Shippers, carriers and consignees need to ensure that all contaminants are removed in order to pass possible inspection. Parties who are known to have violated these official guidelines are often penalized or blacklisted. 

Here is a list of possible contaminants to watch out for:

  • Insects – Spiders, ants, bees, and moths can make nests in various sections of the container especially in corners, ridges, and below the container flooring. 
  • Animals – Various small animals like frogs and rodents can make their way into a container if it’s not properly sealed or if it was loaded at inappropriate locations. Rodents often produce animal waste that will contaminate the container and the goods inside of it. 
  • Plants – Any plant or its parts such as seeds or soil buildup must be cleaned.

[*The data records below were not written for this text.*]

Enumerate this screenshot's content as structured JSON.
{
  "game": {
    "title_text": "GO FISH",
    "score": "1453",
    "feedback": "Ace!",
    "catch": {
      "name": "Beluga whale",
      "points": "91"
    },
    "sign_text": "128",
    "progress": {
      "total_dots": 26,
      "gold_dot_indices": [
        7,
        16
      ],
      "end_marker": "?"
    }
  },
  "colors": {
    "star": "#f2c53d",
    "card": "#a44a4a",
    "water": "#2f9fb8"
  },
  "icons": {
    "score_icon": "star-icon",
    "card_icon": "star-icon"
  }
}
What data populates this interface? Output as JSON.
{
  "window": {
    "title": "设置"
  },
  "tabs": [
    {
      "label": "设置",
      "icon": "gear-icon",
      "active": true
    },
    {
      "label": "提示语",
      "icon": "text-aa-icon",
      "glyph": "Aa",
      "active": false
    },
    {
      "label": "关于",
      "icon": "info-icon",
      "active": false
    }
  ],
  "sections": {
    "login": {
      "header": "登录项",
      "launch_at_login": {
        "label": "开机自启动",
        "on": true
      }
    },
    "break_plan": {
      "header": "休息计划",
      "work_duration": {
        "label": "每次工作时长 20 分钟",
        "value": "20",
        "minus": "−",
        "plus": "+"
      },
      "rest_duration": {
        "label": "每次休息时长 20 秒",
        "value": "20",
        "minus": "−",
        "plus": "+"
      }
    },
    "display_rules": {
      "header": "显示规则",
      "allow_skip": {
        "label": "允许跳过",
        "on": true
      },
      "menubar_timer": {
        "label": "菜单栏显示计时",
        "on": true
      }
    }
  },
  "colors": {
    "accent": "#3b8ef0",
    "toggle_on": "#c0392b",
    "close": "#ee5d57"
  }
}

This can happen when a forklift is used to load a container outdoors. 
  • Residue – Oil or fuel from shipping incorrectly packed and stored machinery or material handling equipment (MHE) that moves goods into the container. 
  • Mold – Mold can grow on wet or damp surfaces, especially in dark conditions when the container doors are sealed shut. This is typically common on longer voyages. 

In order to prevent these contaminants from festering, it’s important that shipping containers are fully inspected and cleaned.

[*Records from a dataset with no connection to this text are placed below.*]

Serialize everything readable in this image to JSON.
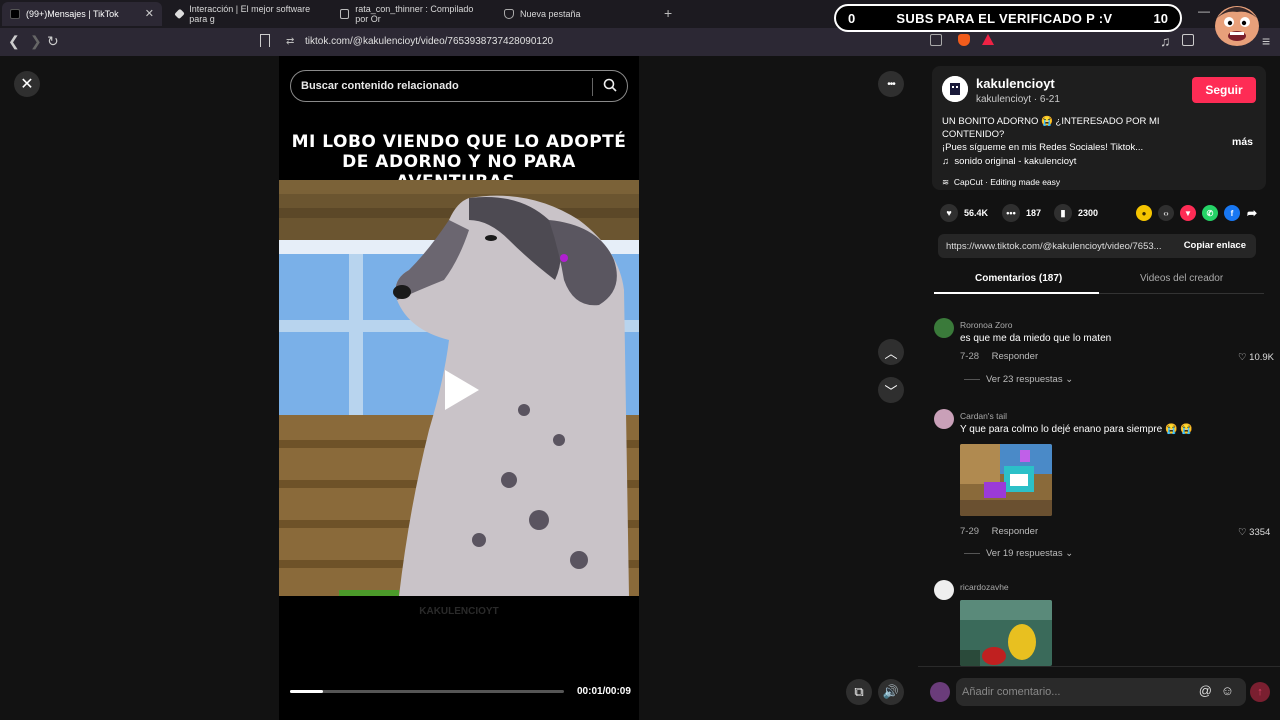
{
  "browser": {
    "tabs": [
      {
        "label": "(99+)Mensajes | TikTok",
        "favicon_color": "#000000"
      },
      {
        "label": "Interacción | El mejor software para g",
        "favicon_color": "#dddddd"
      },
      {
        "label": "rata_con_thinner : Compilado por Or",
        "favicon_color": "#bbbbbb"
      },
      {
        "label": "Nueva pestaña",
        "favicon_color": "#aaaaaa"
      }
    ],
    "tab_close": "✕",
    "new_tab": "+",
    "url": "tiktok.com/@kakulencioyt/video/7653938737428090120",
    "window_controls": {
      "minimize": "—"
    }
  },
  "overlay": {
    "left_count": "0",
    "message": "SUBS PARA EL VERIFICADO P :V",
    "right_count": "10"
  },
  "video": {
    "search_placeholder": "Buscar contenido relacionado",
    "caption_line1": "MI LOBO VIENDO QUE LO ADOPTÉ",
    "caption_line2": "DE ADORNO Y NO PARA AVENTURAS.",
    "watermark": "KAKULENCIOYT",
    "progress_fraction": 0.12,
    "timecode": "00:01/00:09",
    "close_icon": "✕",
    "more_icon": "•••"
  },
  "post": {
    "username": "kakulencioyt",
    "userline": "kakulencioyt · 6-21",
    "follow_label": "Seguir",
    "description_line1": "UN BONITO ADORNO 😭 ¿INTERESADO POR MI CONTENIDO?",
    "description_line2": "¡Pues sígueme en mis Redes Sociales! Tiktok...",
    "more_label": "más",
    "sound": "sonido original - kakulencioyt",
    "capcut": "CapCut · Editing made easy",
    "likes": "56.4K",
    "comments": "187",
    "saves": "2300",
    "link": "https://www.tiktok.com/@kakulencioyt/video/7653...",
    "copy_label": "Copiar enlace",
    "accent_color": "#fe2c55"
  },
  "tabs": {
    "comments_label": "Comentarios (187)",
    "creator_label": "Videos del creador"
  },
  "comments": [
    {
      "user": "Roronoa Zoro",
      "text": "es que me da miedo que lo maten",
      "date": "7-28",
      "reply": "Responder",
      "likes": "10.9K",
      "more": "Ver 23 respuestas ⌄"
    },
    {
      "user": "Cardan's tail",
      "text": "Y que para colmo lo dejé enano para siempre 😭 😭",
      "date": "7-29",
      "reply": "Responder",
      "likes": "3354",
      "more": "Ver 19 respuestas ⌄"
    },
    {
      "user": "ricardozavhe"
    }
  ],
  "comment_bar": {
    "placeholder": "Añadir comentario...",
    "at": "@",
    "emoji": "☺",
    "send": "↑"
  }
}
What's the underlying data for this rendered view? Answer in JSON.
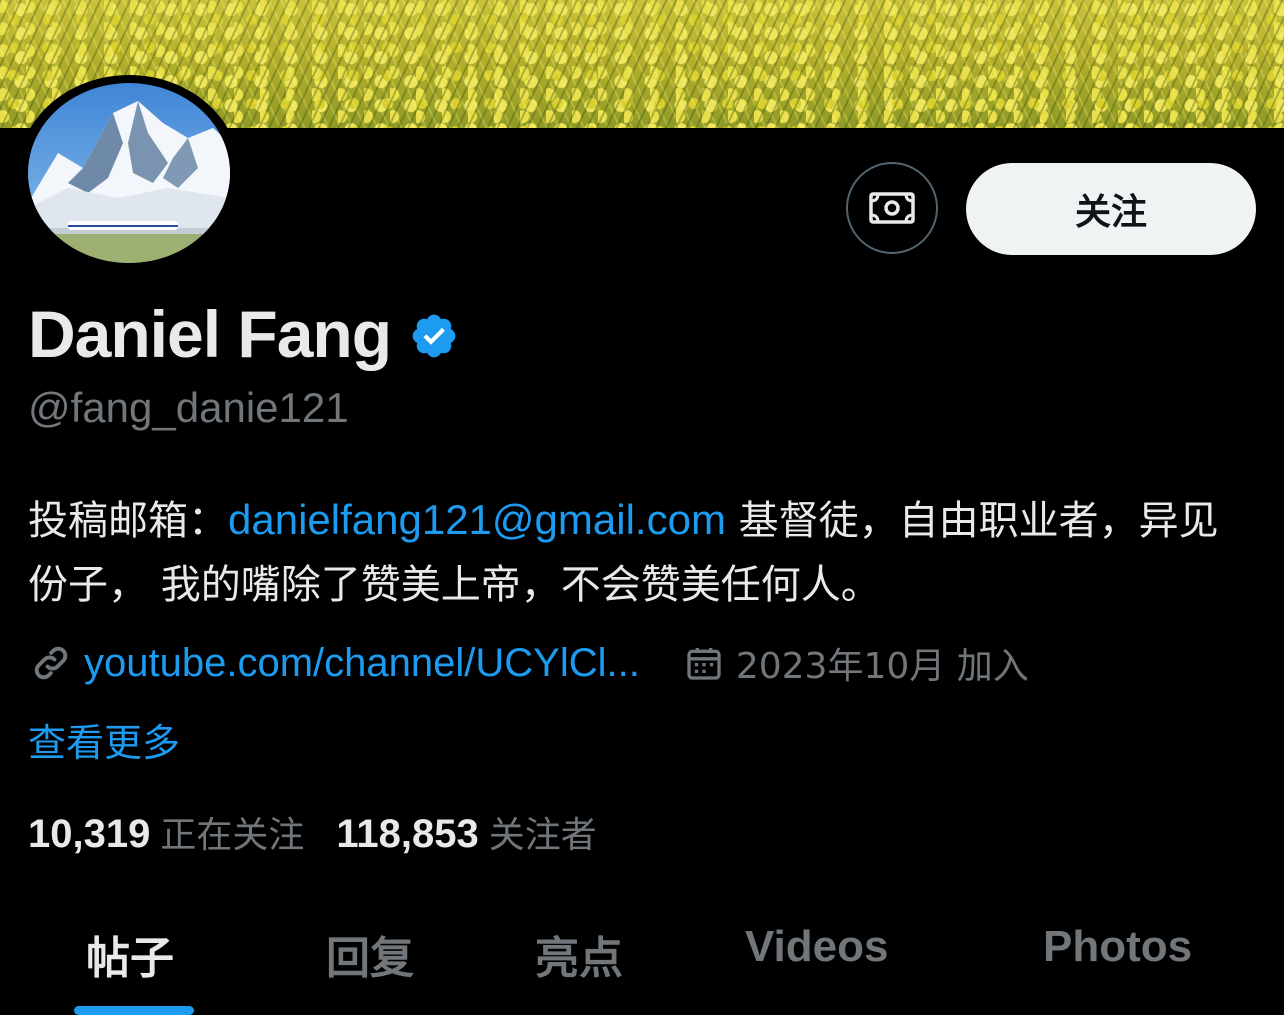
{
  "profile": {
    "name": "Daniel Fang",
    "handle": "@fang_danie121",
    "bio_prefix": "投稿邮箱：",
    "bio_email": "danielfang121@gmail.com",
    "bio_suffix": " 基督徒，自由职业者，异见份子， 我的嘴除了赞美上帝，不会赞美任何人。",
    "website": "youtube.com/channel/UCYlCl...",
    "joined": "2023年10月 加入",
    "see_more": "查看更多"
  },
  "actions": {
    "follow_label": "关注",
    "money_icon": "money-icon"
  },
  "stats": {
    "following_count": "10,319",
    "following_label": "正在关注",
    "followers_count": "118,853",
    "followers_label": "关注者"
  },
  "tabs": [
    {
      "label": "帖子",
      "active": true
    },
    {
      "label": "回复",
      "active": false
    },
    {
      "label": "亮点",
      "active": false
    },
    {
      "label": "Videos",
      "active": false
    },
    {
      "label": "Photos",
      "active": false
    }
  ],
  "colors": {
    "accent": "#1d9bf0",
    "background": "#000000",
    "muted_text": "#71767b",
    "primary_text": "#e7e9ea",
    "follow_button_bg": "#eff3f4"
  }
}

Who Should Clean Shipping Containers?

The responsibility to clean it typically lies with the party who owns the shipping container. When booking a shipment directly with a shipping line, a carrier-owned container (COC) is released. 

In this scenario, the carrier is responsible to ensure that the container is clean and seaworthy. The containers are cleaned in the depot and that is one reason why carriers may charge a container cleaning fee.

If shippers use their own containers, also referred to as shipper-owned containers (SOC), they have to ensure that the containers are cleaned instead of the shipping line. Shippers typically clean containers on their premise or engage a third party service provider. 

Important Areas to Inspect When Cleaning a Shipping Container

Contaminants in shipping containers can be tricky to find, as they hide in corners and pockets that are not always easy to spot. Here’s a helpful list of important areas to inspect when you’re cleaning a container:

  • Forklift pockets
  • Locking mechanisms 
  • Walls and ceiling
  • Hinges
  • Castings and posts
  • Flooring
  • Underside
  • Corners
  • Rubber door seals
  • Refrigeration unit (for reefer containers)